■ **DATA**
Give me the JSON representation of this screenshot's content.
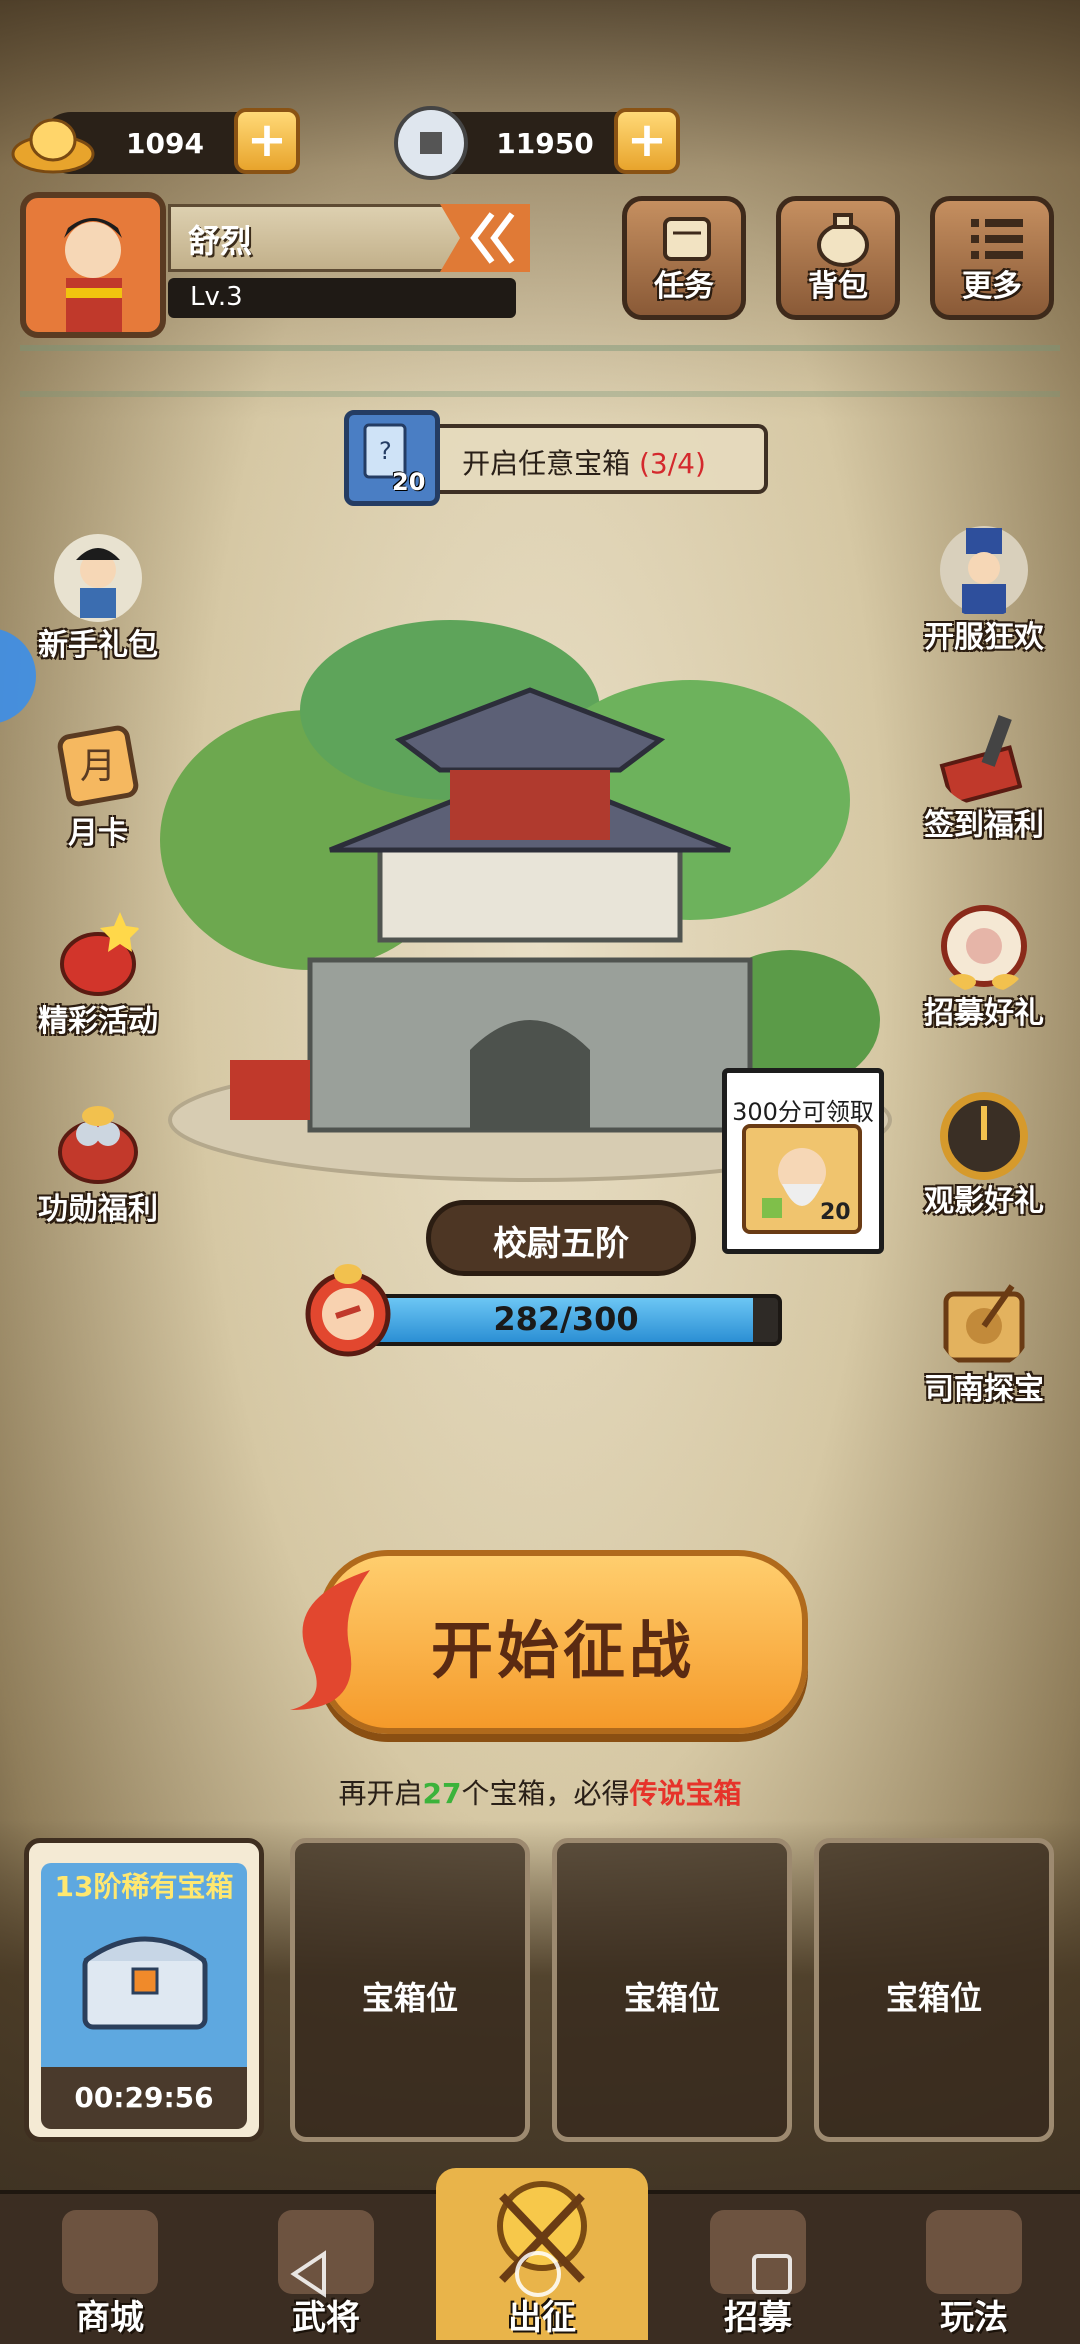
{
  "currency": {
    "gold": "1094",
    "coins": "11950"
  },
  "player": {
    "name": "舒烈",
    "level": "Lv.3"
  },
  "top_buttons": {
    "tasks": "任务",
    "bag": "背包",
    "more": "更多"
  },
  "quest": {
    "icon_count": "20",
    "text": "开启任意宝箱",
    "progress": "(3/4)"
  },
  "left_features": [
    "新手礼包",
    "月卡",
    "精彩活动",
    "功勋福利"
  ],
  "right_features": [
    "开服狂欢",
    "签到福利",
    "招募好礼",
    "观影好礼",
    "司南探宝"
  ],
  "rank": {
    "title": "校尉五阶",
    "progress_text": "282/300",
    "progress_fraction": 0.94
  },
  "reward_bubble": {
    "text": "300分可领取",
    "count": "20"
  },
  "start_button": "开始征战",
  "hint": {
    "prefix": "再开启",
    "count": "27",
    "middle": "个宝箱，必得",
    "highlight": "传说宝箱"
  },
  "chest_slots": {
    "active_title": "13阶稀有宝箱",
    "active_timer": "00:29:56",
    "empty_label": "宝箱位"
  },
  "bottom_nav": [
    "商城",
    "武将",
    "出征",
    "招募",
    "玩法"
  ],
  "colors": {
    "accent_orange": "#f59a2a",
    "progress_blue": "#2b8fd4",
    "red_text": "#d4292d",
    "green_text": "#3bb33b"
  }
}
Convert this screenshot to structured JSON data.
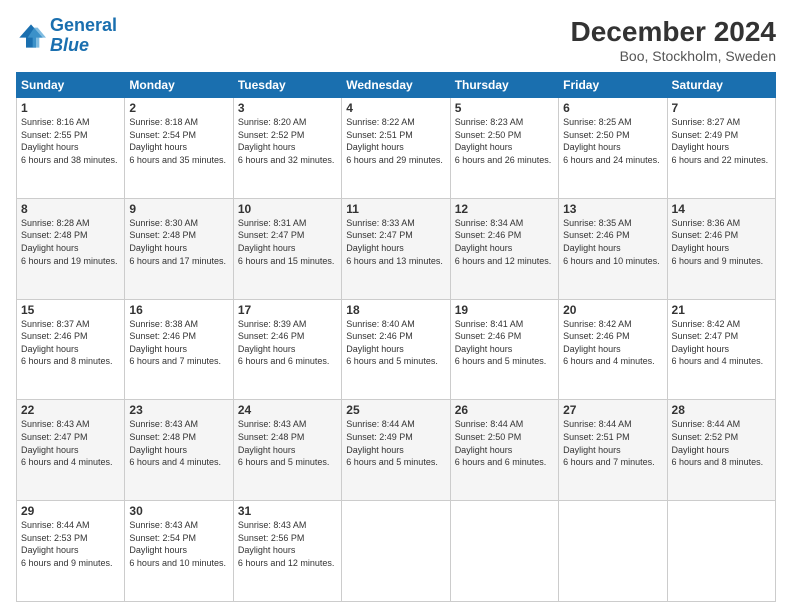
{
  "header": {
    "logo_line1": "General",
    "logo_line2": "Blue",
    "title": "December 2024",
    "subtitle": "Boo, Stockholm, Sweden"
  },
  "weekdays": [
    "Sunday",
    "Monday",
    "Tuesday",
    "Wednesday",
    "Thursday",
    "Friday",
    "Saturday"
  ],
  "weeks": [
    [
      {
        "day": "1",
        "sunrise": "8:16 AM",
        "sunset": "2:55 PM",
        "daylight": "6 hours and 38 minutes."
      },
      {
        "day": "2",
        "sunrise": "8:18 AM",
        "sunset": "2:54 PM",
        "daylight": "6 hours and 35 minutes."
      },
      {
        "day": "3",
        "sunrise": "8:20 AM",
        "sunset": "2:52 PM",
        "daylight": "6 hours and 32 minutes."
      },
      {
        "day": "4",
        "sunrise": "8:22 AM",
        "sunset": "2:51 PM",
        "daylight": "6 hours and 29 minutes."
      },
      {
        "day": "5",
        "sunrise": "8:23 AM",
        "sunset": "2:50 PM",
        "daylight": "6 hours and 26 minutes."
      },
      {
        "day": "6",
        "sunrise": "8:25 AM",
        "sunset": "2:50 PM",
        "daylight": "6 hours and 24 minutes."
      },
      {
        "day": "7",
        "sunrise": "8:27 AM",
        "sunset": "2:49 PM",
        "daylight": "6 hours and 22 minutes."
      }
    ],
    [
      {
        "day": "8",
        "sunrise": "8:28 AM",
        "sunset": "2:48 PM",
        "daylight": "6 hours and 19 minutes."
      },
      {
        "day": "9",
        "sunrise": "8:30 AM",
        "sunset": "2:48 PM",
        "daylight": "6 hours and 17 minutes."
      },
      {
        "day": "10",
        "sunrise": "8:31 AM",
        "sunset": "2:47 PM",
        "daylight": "6 hours and 15 minutes."
      },
      {
        "day": "11",
        "sunrise": "8:33 AM",
        "sunset": "2:47 PM",
        "daylight": "6 hours and 13 minutes."
      },
      {
        "day": "12",
        "sunrise": "8:34 AM",
        "sunset": "2:46 PM",
        "daylight": "6 hours and 12 minutes."
      },
      {
        "day": "13",
        "sunrise": "8:35 AM",
        "sunset": "2:46 PM",
        "daylight": "6 hours and 10 minutes."
      },
      {
        "day": "14",
        "sunrise": "8:36 AM",
        "sunset": "2:46 PM",
        "daylight": "6 hours and 9 minutes."
      }
    ],
    [
      {
        "day": "15",
        "sunrise": "8:37 AM",
        "sunset": "2:46 PM",
        "daylight": "6 hours and 8 minutes."
      },
      {
        "day": "16",
        "sunrise": "8:38 AM",
        "sunset": "2:46 PM",
        "daylight": "6 hours and 7 minutes."
      },
      {
        "day": "17",
        "sunrise": "8:39 AM",
        "sunset": "2:46 PM",
        "daylight": "6 hours and 6 minutes."
      },
      {
        "day": "18",
        "sunrise": "8:40 AM",
        "sunset": "2:46 PM",
        "daylight": "6 hours and 5 minutes."
      },
      {
        "day": "19",
        "sunrise": "8:41 AM",
        "sunset": "2:46 PM",
        "daylight": "6 hours and 5 minutes."
      },
      {
        "day": "20",
        "sunrise": "8:42 AM",
        "sunset": "2:46 PM",
        "daylight": "6 hours and 4 minutes."
      },
      {
        "day": "21",
        "sunrise": "8:42 AM",
        "sunset": "2:47 PM",
        "daylight": "6 hours and 4 minutes."
      }
    ],
    [
      {
        "day": "22",
        "sunrise": "8:43 AM",
        "sunset": "2:47 PM",
        "daylight": "6 hours and 4 minutes."
      },
      {
        "day": "23",
        "sunrise": "8:43 AM",
        "sunset": "2:48 PM",
        "daylight": "6 hours and 4 minutes."
      },
      {
        "day": "24",
        "sunrise": "8:43 AM",
        "sunset": "2:48 PM",
        "daylight": "6 hours and 5 minutes."
      },
      {
        "day": "25",
        "sunrise": "8:44 AM",
        "sunset": "2:49 PM",
        "daylight": "6 hours and 5 minutes."
      },
      {
        "day": "26",
        "sunrise": "8:44 AM",
        "sunset": "2:50 PM",
        "daylight": "6 hours and 6 minutes."
      },
      {
        "day": "27",
        "sunrise": "8:44 AM",
        "sunset": "2:51 PM",
        "daylight": "6 hours and 7 minutes."
      },
      {
        "day": "28",
        "sunrise": "8:44 AM",
        "sunset": "2:52 PM",
        "daylight": "6 hours and 8 minutes."
      }
    ],
    [
      {
        "day": "29",
        "sunrise": "8:44 AM",
        "sunset": "2:53 PM",
        "daylight": "6 hours and 9 minutes."
      },
      {
        "day": "30",
        "sunrise": "8:43 AM",
        "sunset": "2:54 PM",
        "daylight": "6 hours and 10 minutes."
      },
      {
        "day": "31",
        "sunrise": "8:43 AM",
        "sunset": "2:56 PM",
        "daylight": "6 hours and 12 minutes."
      },
      null,
      null,
      null,
      null
    ]
  ]
}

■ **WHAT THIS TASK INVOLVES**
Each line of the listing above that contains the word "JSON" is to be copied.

■ **RESPONSE AREA**
Give me the JSON representation of this screenshot's content.
Convert this screenshot to structured JSON data.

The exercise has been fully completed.